I emphasize that this bill explicitly recognizes Canada's one China policy--this is the fifth time I have tried to make that point--but at the same time it brings order to continuing discord.
Clause 8 imposes provisions to protect reciprocal legal rights for Taiwan and Canada when they do business and interact with each other.
Taiwan and Canada have very close relations. As mentioned earlier, every year approximately 150,000 tourists from Taiwan travel to Canada. From 1990 to the present, more than 150,000 high quality immigrants have settled in Canada. Two-way trade between Taiwan and Canada reached $5 billion in 2004.
Taiwan is already Canada's fourth largest trading partner in Asia and is Canada's 11th largest trading partner overall. However, Foreign Affairs Canada claims that “as Canada does not recognize Taiwan as a state, it is not possible to negotiate a binding agreement with Taiwan”. Foreign Affairs Canada boasts of administering 2,267 treaties, yet none of them is listed as with Taiwan.
Taiwan and Canada share the same social values, including respect for human rights, freedom and rule of law. Taiwan's justice system is comparable to that of Canada. We can cooperate with Taiwan in many fields, including the judicial and economic areas.

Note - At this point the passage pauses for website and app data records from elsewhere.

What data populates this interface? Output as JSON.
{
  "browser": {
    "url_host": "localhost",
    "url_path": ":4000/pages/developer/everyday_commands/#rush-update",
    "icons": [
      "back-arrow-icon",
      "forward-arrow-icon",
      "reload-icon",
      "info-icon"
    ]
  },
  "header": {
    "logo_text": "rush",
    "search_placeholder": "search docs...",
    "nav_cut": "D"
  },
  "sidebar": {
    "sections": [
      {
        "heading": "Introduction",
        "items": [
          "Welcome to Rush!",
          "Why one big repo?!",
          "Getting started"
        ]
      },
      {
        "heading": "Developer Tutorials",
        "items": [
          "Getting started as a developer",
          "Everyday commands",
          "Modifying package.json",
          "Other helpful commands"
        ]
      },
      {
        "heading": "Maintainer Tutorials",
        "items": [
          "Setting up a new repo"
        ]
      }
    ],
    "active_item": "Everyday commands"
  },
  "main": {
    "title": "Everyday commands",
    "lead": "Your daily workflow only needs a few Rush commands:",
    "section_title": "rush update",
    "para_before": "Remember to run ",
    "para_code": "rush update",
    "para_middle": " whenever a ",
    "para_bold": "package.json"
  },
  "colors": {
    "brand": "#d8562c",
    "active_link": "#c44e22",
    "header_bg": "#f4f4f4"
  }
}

For combating transborder criminals, in March 2002 Taiwan and the United States signed the agreement on mutual legal assistance in criminal matters, which has been implemented smoothly during the past three years.

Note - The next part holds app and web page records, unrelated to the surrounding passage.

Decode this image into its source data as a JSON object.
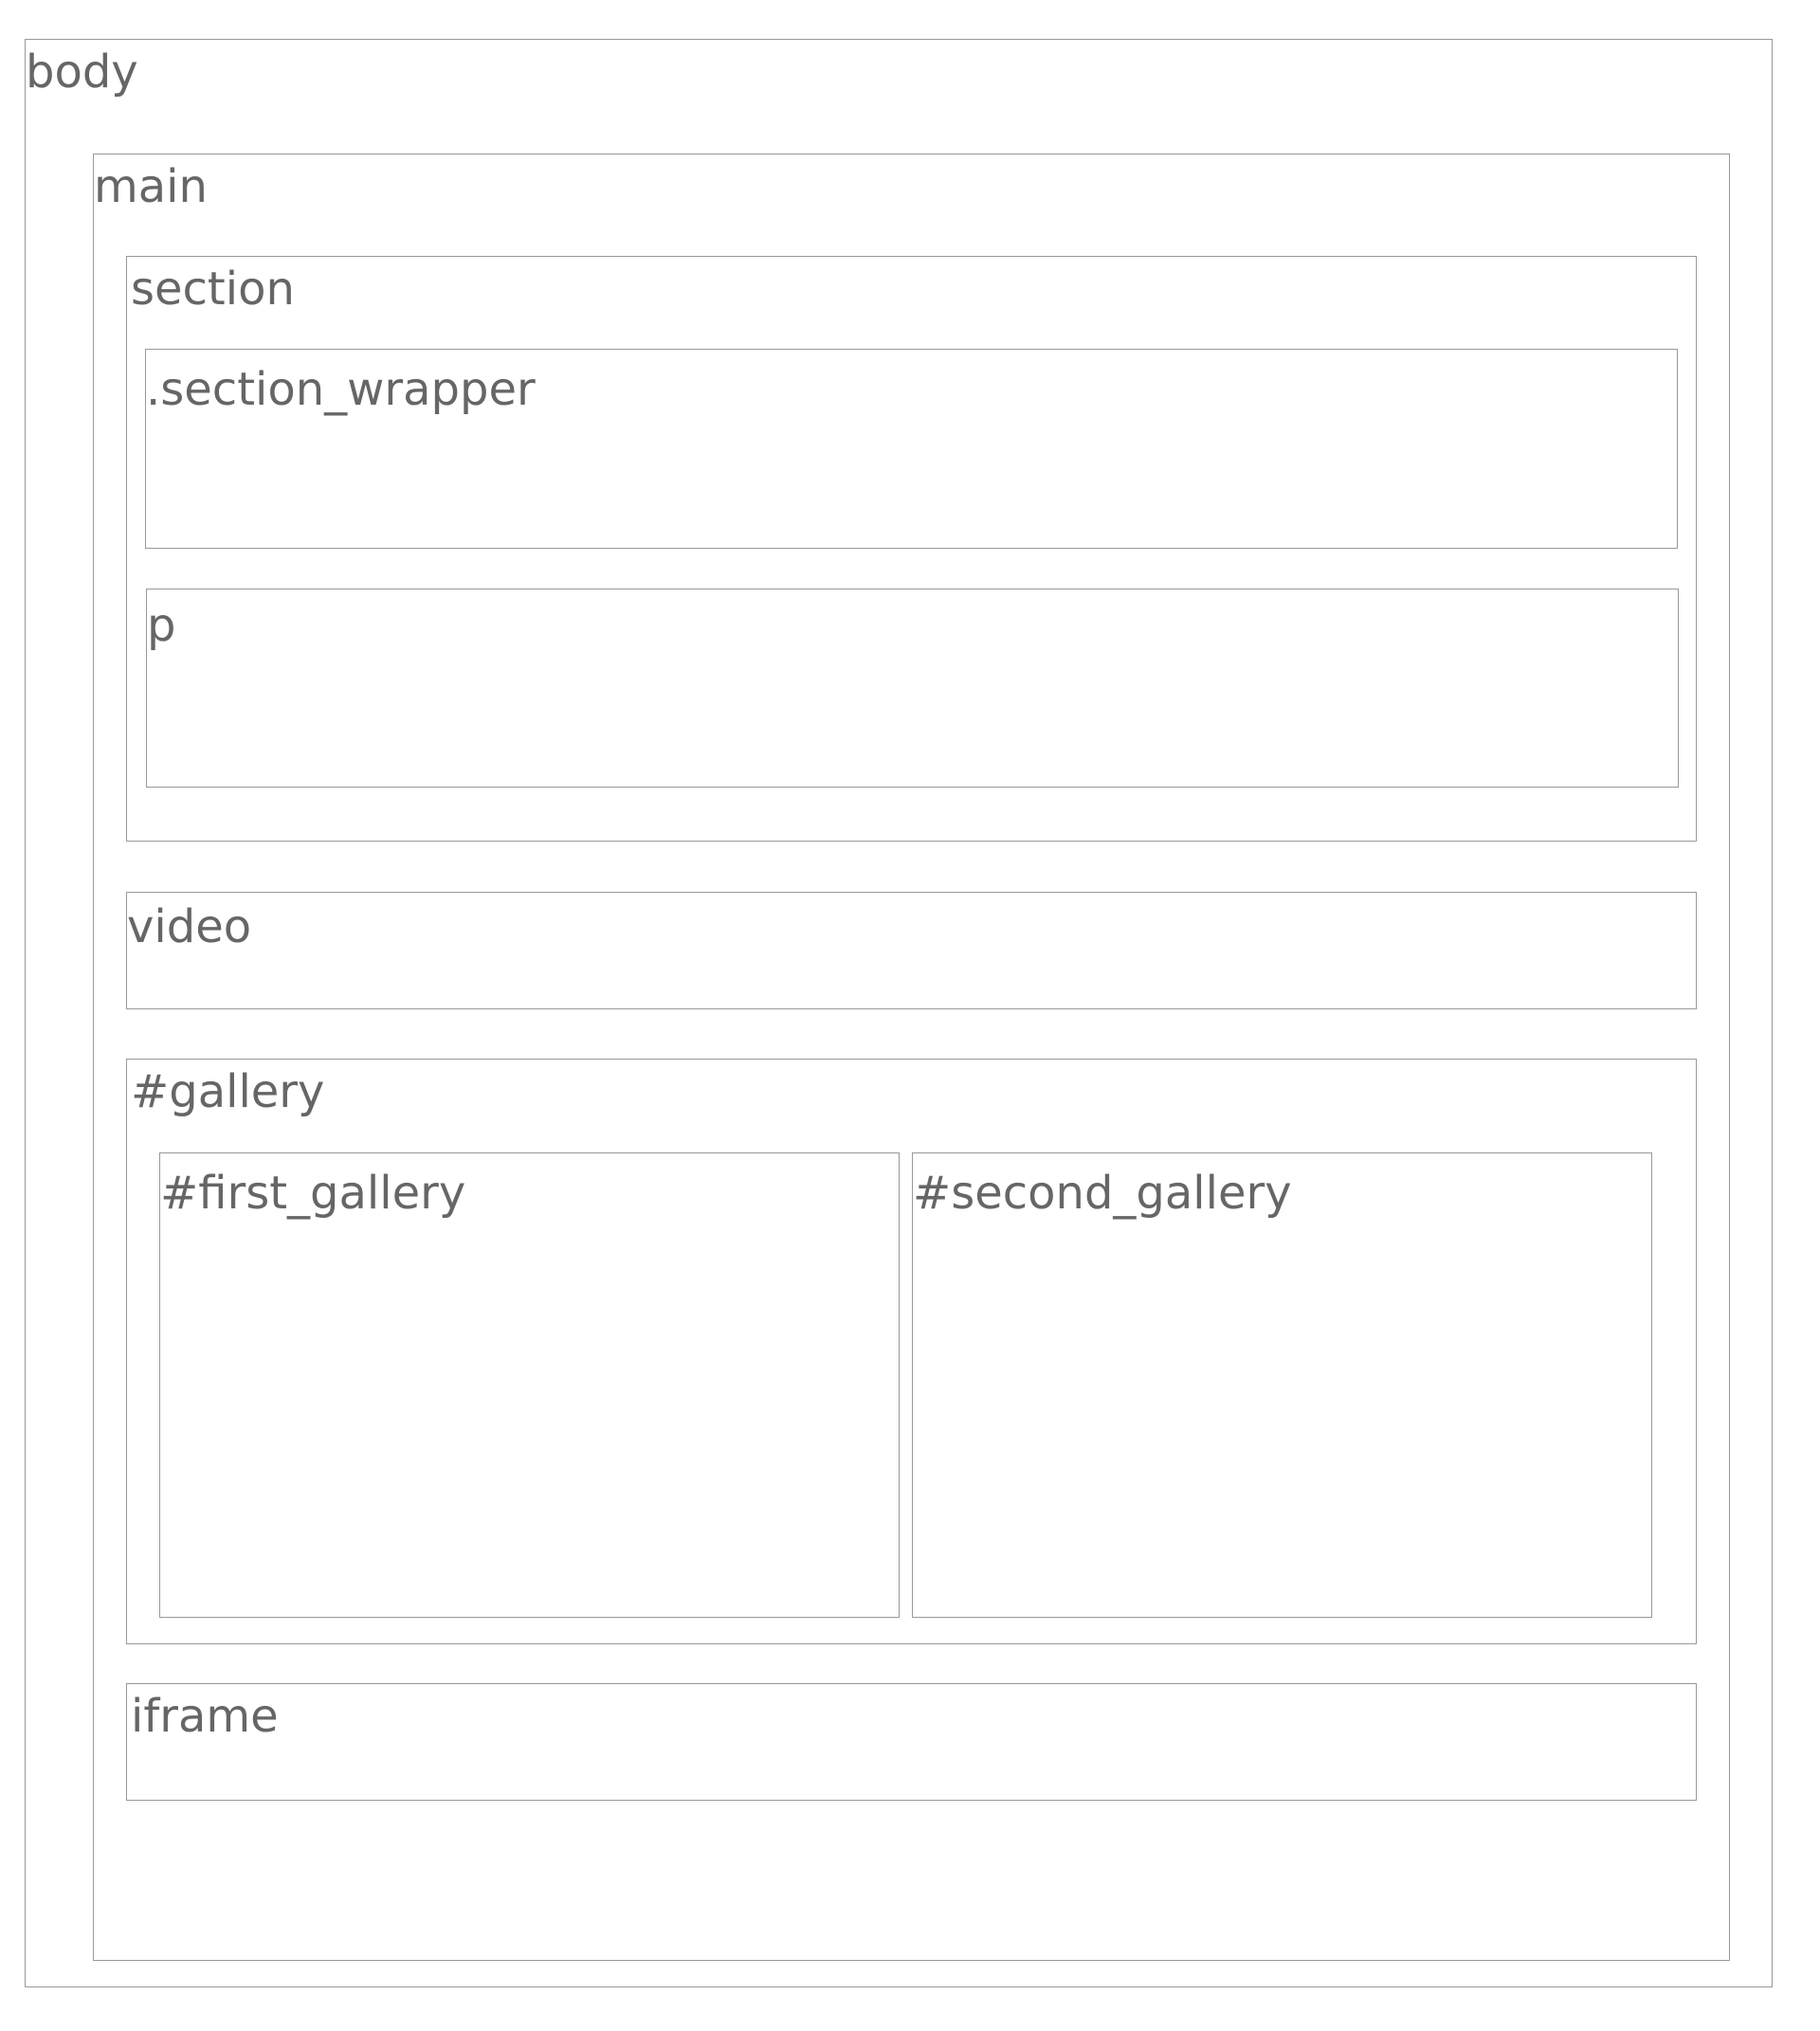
{
  "diagram": {
    "nodes": {
      "body": "body",
      "main": "main",
      "section": "section",
      "section_wrapper": ".section_wrapper",
      "p": "p",
      "video": "video",
      "gallery": "#gallery",
      "first_gallery": "#first_gallery",
      "second_gallery": "#second_gallery",
      "iframe": "iframe"
    },
    "border_color": "#999999",
    "label_color": "#666666",
    "background_color": "#ffffff"
  }
}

With the growing concern about security, international cooperation is imperative. However, Foreign Affairs Canada has refused to sign any kind of agreements with Taiwan. The issue is this: the U.S. Taiwan relations act enables its government to sign international agreements with Taiwan but we have no such agreement.
Between Canada and Taiwan, there is only a handful of exchanges of letters or memoranda of understanding and arrangements concerning some minor technical matters in the commercial and scientific fields. How can Canada promote trade and investment with such an important trading partner like Taiwan without the ability to sign any legal binding agreement?
Clause 9 of the act deals with issues around international cooperation. The purpose of the bill is to help to brighten the prospects for stronger Canada-Taiwan economic, cultural and other relations. The 25 year old U.S.Taiwan relations act, which is the model for this bill, has been a tremendous success in helping the U.S. to build a strong, unofficial relationship with Taiwan.
Canada's interactions with Taiwan are to our mutual benefit. Taiwan is a good friend and close partner of Canada, as Canada is of Taiwan. As such, Taiwan counts on sustained Canadian support as it addresses many important challenges. This very much includes Taiwan's efforts to develop its democracy.
I acknowledge protests from the PRC and certain Canadian business interests. They have said great harm will be done to the relationship between Canada and China and serious consequences will ensue after adoption of the bill. The Chinese took the same position against the U.S. on the adoption of the Taiwan relations act 25 years ago. With the Taiwan relations act in effect for two and a half decades, Canada's competitive position has continued to weaken.
For all the right reasons I am calling on members of Parliament to do what is in the best interests of Canada and the world. I am asking for support in principle for Bill C-357 to move to committee for consideration.